The IPCC report emphasises the need to improve communications
A police watchdog has issued 16 recommendations to the Metropolitan Police in its final report into the 2005 death of Jean Charles de Menezes.
The recommendations come as the IPCC urges a debate over the policy to shoot suspected suicide bombers on sight.
Last week, the Met was found guilty of endangering the public over the fatal shooting of Mr de Menezes whom officers mistook for a suicide bomber.
The Brazilian electrician was shot in a south London tube on 22 July, a day after a failed suicide bomb attack in London.
The recommendations are:
- A review to ensure absolute clarity of roles on firearms operations
- A review of existing guidelines so senior commanders understand the circumstances surrounding future firearms operations, overall strategy and options
- There was no recording made of what went on in the operations room. The IPCC recommends that things should be fully recorded or documented in future
- The strategy set by gold commander John McDowell was not put into operation - the IPCC says officers must be more robust with their channels of communication
- There was no threat assessment taken and the risk assessment did not consider mis-identification or uncertainty in identification. The IPCC wants a review of procedures and training for operations of this nature
- There was a substantial delay between when the firearms team was requested and when they were deployed. The IPCC is calling for firearms teams to be in place if they are needed
- There was a lack of clarity over the command to stop the suspect. The IPCC wants to see absolute clarity in the use of operationally specific terminology, and that officers are familiar with the type of language used
- Surveillance, firearms officers and those in command were not familiar with each other's working practices. The IPCC is calling for this to be reviewed
- It was only the views of the surveillance team leader that were communicated to Cmdr Dick in relation to the identification of the suspect.
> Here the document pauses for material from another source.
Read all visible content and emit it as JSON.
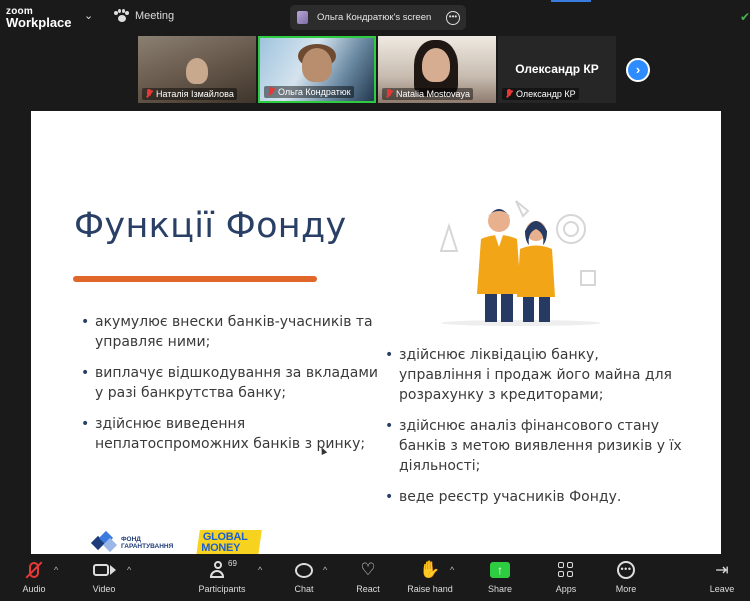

The IPCC says firearms and surveillance operations should be fully integrated to ensure any doubts can be communicated
- The IPCC is calling for a corporate review to ensure the integrity of evidence gathered during surveillance operations, and to look at the usefulness of surveillance logs
- The incident was not referred to the IPCC until 1521 on Monday, 25 July. Currently in cases of death and serious injury, referral to the IPCC is mandatory by the end of the following day. They want that amended to say "as soon as possible, but no later than the day following the incident"
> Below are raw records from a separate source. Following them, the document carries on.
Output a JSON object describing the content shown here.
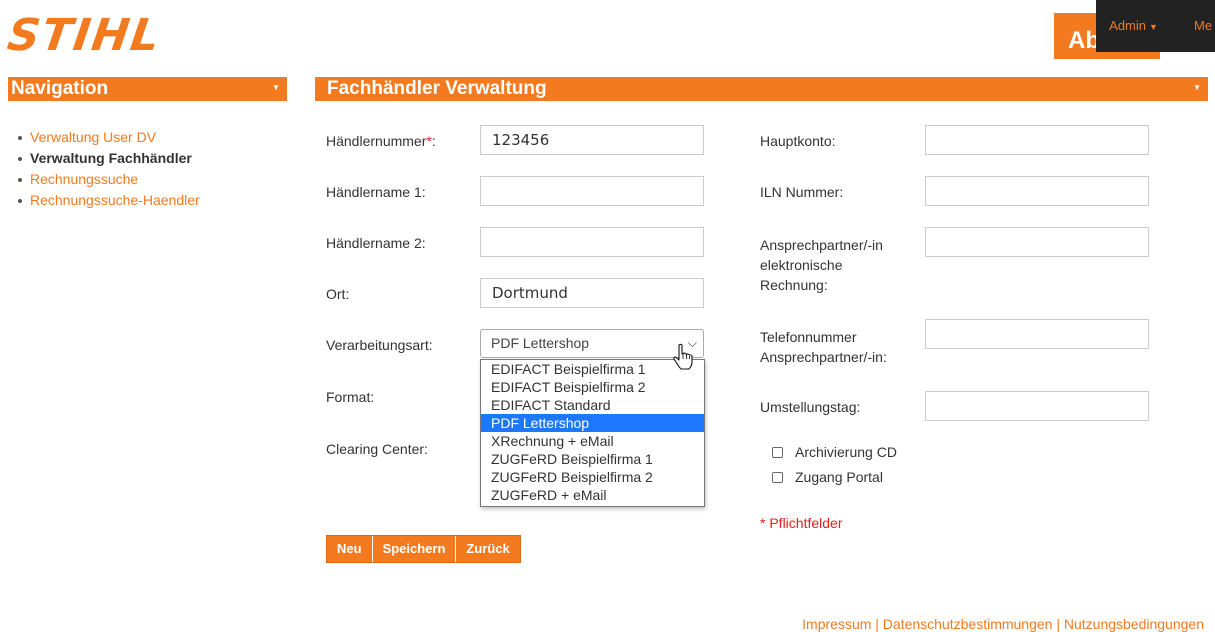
{
  "brand": {
    "logo_text": "STIHL"
  },
  "topbar": {
    "button_label": "Ab",
    "admin_label": "Admin",
    "menu_partial": "Me"
  },
  "nav": {
    "title": "Navigation",
    "items": [
      {
        "label": "Verwaltung User DV",
        "active": false
      },
      {
        "label": "Verwaltung Fachhändler",
        "active": true
      },
      {
        "label": "Rechnungssuche",
        "active": false
      },
      {
        "label": "Rechnungssuche-Haendler",
        "active": false
      }
    ]
  },
  "main": {
    "title": "Fachhändler Verwaltung"
  },
  "form": {
    "haendlernummer_label": "Händlernummer",
    "required_mark": "*",
    "colon": ":",
    "haendlernummer_value": "123456",
    "haendlername1_label": "Händlername 1:",
    "haendlername1_value": "",
    "haendlername2_label": "Händlername 2:",
    "haendlername2_value": "",
    "ort_label": "Ort:",
    "ort_value": "Dortmund",
    "verarbeitungsart_label": "Verarbeitungsart:",
    "verarbeitungsart_value": "PDF Lettershop",
    "verarbeitungsart_options": [
      "EDIFACT Beispielfirma 1",
      "EDIFACT Beispielfirma 2",
      "EDIFACT Standard",
      "PDF Lettershop",
      "XRechnung + eMail",
      "ZUGFeRD Beispielfirma 1",
      "ZUGFeRD Beispielfirma 2",
      "ZUGFeRD + eMail"
    ],
    "format_label": "Format:",
    "clearing_label": "Clearing Center:",
    "hauptkonto_label": "Hauptkonto:",
    "hauptkonto_value": "",
    "iln_label": "ILN Nummer:",
    "iln_value": "",
    "ansprech_line1": "Ansprechpartner/-in",
    "ansprech_line2": "elektronische",
    "ansprech_line3": "Rechnung:",
    "ansprech_value": "",
    "telefon_line1": "Telefonnummer",
    "telefon_line2": "Ansprechpartner/-in:",
    "telefon_value": "",
    "umstellungstag_label": "Umstellungstag:",
    "umstellungstag_value": "",
    "archivierung_label": "Archivierung CD",
    "archivierung_checked": false,
    "zugang_label": "Zugang Portal",
    "zugang_checked": false,
    "pflicht_text": "* Pflichtfelder"
  },
  "buttons": {
    "neu": "Neu",
    "speichern": "Speichern",
    "zurueck": "Zurück"
  },
  "footer": {
    "text": "Impressum |  Datenschutzbestimmungen |  Nutzungsbedingungen"
  },
  "colors": {
    "accent": "#f37a1f",
    "required": "#e02020",
    "highlight": "#1e78ff"
  }
}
- Members of the public were expected to be interviewed immediately and without conferring, whereas officers were allowed to return to base and confer as is normal practice. The IPCC is asking for this practice to be reviewed to ensure accurate and auditable records are taken of "hot" team debriefs
- Officers involved wrote up their notes together, as per current practice. It wants this practice to end and for a review to look at the need to ensure accounts are obtained in a transparent manner
- Command and control of this incident was lost when CO19 [firearms] officers entered the underground. The IPCC recommends that Transport for London, British Transport Police and the Met Police collaborate to harmonise communications, and to facilitate command and control operations within the underground network
- The IPCC says the Met Police, Her Majesty's Inspectorate of Constabulary, the Association of Chief Police Officers, the National Policing Improvement Agency and the Home Office need to revise planning and training for those involved in anti-terrorist policing. It wants to see the experiences of those directly involved in the events of 22 July 2005 fed into any review
- The IPCC commends the reassurance given to the community in Lambeth and says that good practice should be replicated in other borough command units